Paul Ben–Haim (nee Frankenburger) composed his Three Songs without Words in 1952 for high voice and piano. In three parts or tone-pictures, the work has a lyrical kinship with Ernest Bloch and with Ibert’s exotic Ports of Call. The Arioso invokes the sultry heat of the Judean Desert. The lovely riffs between violin, flute, and harp in the Ballad suggest the busily flirtatious machinations at the shuk, or marketplace. The set concludes with Schiff’s intoning the Sephardic Melody, which opens rather in the manner of Ravel’s Tzigane as cross-fertilized by sirocco wafts of air and then extends into a luxurious love song.
Zina Schiff, similar to Ruth Posselt, has maintained a strong advocacy of the Violin Concerto in A Minor (1939) by Samuel Barber, whom Schiff met through her studies at the Curtis Institute and concerts with the Philadelphia Orchestra.
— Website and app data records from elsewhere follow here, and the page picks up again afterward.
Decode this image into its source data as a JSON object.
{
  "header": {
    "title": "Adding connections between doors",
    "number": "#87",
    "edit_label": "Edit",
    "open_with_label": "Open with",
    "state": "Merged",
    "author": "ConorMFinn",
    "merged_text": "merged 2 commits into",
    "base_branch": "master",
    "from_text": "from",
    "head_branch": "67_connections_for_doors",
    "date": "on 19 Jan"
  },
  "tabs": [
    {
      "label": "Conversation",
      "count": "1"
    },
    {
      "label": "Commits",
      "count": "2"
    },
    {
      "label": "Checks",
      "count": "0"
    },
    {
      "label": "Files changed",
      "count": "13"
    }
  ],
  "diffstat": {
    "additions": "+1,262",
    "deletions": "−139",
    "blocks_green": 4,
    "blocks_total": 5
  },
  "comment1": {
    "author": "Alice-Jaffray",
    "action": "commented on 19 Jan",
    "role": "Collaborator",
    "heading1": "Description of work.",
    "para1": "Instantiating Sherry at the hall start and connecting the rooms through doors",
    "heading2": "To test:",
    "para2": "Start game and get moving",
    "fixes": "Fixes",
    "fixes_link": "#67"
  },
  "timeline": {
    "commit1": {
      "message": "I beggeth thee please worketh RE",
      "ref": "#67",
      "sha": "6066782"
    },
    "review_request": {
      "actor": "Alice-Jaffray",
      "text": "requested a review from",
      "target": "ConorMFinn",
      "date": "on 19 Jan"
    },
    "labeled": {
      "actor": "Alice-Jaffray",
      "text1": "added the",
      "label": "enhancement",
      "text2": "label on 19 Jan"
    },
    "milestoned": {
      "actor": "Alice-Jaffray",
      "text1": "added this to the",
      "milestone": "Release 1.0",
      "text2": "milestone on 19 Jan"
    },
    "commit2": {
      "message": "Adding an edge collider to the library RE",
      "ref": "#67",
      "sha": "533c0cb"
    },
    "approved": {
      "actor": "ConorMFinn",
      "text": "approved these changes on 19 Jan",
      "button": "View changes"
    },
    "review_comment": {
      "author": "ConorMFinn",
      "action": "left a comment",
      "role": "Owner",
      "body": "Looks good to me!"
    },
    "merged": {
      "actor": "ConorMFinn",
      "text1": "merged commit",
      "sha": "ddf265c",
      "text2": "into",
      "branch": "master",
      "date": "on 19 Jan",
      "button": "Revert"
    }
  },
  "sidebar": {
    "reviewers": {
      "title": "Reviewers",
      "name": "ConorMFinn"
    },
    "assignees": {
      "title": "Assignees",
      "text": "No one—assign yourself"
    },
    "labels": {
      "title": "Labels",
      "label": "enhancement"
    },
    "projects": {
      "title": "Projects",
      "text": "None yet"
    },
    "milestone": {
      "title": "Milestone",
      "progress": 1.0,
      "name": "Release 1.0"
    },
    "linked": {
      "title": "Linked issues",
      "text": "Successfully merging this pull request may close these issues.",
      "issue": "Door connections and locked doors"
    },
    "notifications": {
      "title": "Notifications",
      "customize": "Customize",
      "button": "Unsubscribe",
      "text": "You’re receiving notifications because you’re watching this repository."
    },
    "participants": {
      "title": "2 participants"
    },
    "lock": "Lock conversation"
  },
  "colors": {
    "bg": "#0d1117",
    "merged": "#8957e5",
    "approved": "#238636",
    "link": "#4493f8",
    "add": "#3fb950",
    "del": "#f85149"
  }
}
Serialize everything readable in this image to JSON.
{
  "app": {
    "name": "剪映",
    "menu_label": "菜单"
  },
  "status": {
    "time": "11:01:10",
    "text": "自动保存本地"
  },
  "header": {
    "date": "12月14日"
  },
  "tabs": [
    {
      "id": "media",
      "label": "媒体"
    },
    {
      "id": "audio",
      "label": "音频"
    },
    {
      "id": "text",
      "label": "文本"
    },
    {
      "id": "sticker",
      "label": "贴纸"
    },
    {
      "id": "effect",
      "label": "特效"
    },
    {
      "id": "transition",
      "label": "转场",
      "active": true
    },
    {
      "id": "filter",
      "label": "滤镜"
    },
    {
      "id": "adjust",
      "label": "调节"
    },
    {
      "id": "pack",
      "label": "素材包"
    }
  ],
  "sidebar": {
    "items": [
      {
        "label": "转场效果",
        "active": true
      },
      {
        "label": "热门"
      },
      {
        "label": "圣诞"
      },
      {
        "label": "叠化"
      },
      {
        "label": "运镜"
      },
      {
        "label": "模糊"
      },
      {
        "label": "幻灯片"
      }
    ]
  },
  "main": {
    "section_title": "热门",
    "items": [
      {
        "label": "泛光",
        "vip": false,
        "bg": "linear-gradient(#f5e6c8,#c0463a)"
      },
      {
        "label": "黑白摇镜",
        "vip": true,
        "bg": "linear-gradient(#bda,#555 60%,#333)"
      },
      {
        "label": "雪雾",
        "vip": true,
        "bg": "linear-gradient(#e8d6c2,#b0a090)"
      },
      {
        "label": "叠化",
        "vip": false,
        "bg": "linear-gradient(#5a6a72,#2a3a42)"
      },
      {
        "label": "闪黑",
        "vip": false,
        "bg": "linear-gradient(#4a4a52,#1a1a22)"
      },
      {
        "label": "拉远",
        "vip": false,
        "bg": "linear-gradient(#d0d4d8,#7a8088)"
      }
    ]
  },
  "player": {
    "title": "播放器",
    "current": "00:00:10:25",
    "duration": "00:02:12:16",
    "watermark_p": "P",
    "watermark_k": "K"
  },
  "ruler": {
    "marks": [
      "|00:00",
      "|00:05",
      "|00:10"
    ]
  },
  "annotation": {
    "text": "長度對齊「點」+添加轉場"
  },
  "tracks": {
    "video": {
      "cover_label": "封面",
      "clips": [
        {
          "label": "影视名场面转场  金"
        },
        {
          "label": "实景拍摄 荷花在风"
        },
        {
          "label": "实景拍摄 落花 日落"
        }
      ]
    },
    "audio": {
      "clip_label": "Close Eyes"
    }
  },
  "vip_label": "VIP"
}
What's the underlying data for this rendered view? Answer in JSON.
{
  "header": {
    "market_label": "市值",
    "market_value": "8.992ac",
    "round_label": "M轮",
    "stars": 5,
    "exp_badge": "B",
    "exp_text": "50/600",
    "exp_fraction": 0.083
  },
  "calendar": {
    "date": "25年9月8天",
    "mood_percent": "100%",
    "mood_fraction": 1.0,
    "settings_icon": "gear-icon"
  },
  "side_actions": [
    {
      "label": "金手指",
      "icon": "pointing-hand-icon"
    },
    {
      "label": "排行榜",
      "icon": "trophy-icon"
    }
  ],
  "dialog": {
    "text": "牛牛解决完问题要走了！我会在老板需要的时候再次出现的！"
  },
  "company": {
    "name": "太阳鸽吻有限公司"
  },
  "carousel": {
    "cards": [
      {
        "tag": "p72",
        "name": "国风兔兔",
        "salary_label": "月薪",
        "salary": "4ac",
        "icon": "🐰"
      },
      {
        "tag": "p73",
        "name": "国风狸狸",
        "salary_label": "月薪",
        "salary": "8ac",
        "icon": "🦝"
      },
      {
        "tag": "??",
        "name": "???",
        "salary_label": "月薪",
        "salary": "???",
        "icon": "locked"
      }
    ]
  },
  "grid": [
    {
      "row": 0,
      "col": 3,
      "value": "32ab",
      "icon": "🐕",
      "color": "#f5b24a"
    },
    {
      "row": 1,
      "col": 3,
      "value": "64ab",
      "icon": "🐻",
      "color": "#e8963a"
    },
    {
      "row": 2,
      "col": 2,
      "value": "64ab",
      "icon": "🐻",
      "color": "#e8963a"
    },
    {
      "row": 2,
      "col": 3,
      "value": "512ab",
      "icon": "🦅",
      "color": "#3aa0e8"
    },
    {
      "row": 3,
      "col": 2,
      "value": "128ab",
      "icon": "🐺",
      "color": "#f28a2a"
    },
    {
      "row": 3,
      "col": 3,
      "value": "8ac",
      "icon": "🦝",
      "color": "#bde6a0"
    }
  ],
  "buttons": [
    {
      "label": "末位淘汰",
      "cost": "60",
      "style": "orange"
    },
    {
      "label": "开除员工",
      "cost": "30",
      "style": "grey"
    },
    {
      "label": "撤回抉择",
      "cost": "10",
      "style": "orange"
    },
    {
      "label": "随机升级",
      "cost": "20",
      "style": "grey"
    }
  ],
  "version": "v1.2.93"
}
Schiff and Eisenberg approach the work in the spirit of Knoxville, Summer of 1915, a dreamy nostalgia occasionally fraught by passionate recollection. The Ben-Haim and the Barber make the strong case for Eisenberg the conductor, more so than the Sibelius. A lovely oboe ingratiates its way into the lulling beauty of the Andante, in which Schiff’s artistry shines in meditative splendor. The fire we’d been anticipating comes to the fore in the Presto in moto perpetuo, a bustling tour de force for Schiff and the orchestra, metrically and dynamically sizzling and rife with jazzy agogics and fanfares.
Solid sonics for these renditions provided by Recording Engineer Zoltan Pecze. [Another review of this same disc, by Steven Ritter, is here…Ed.]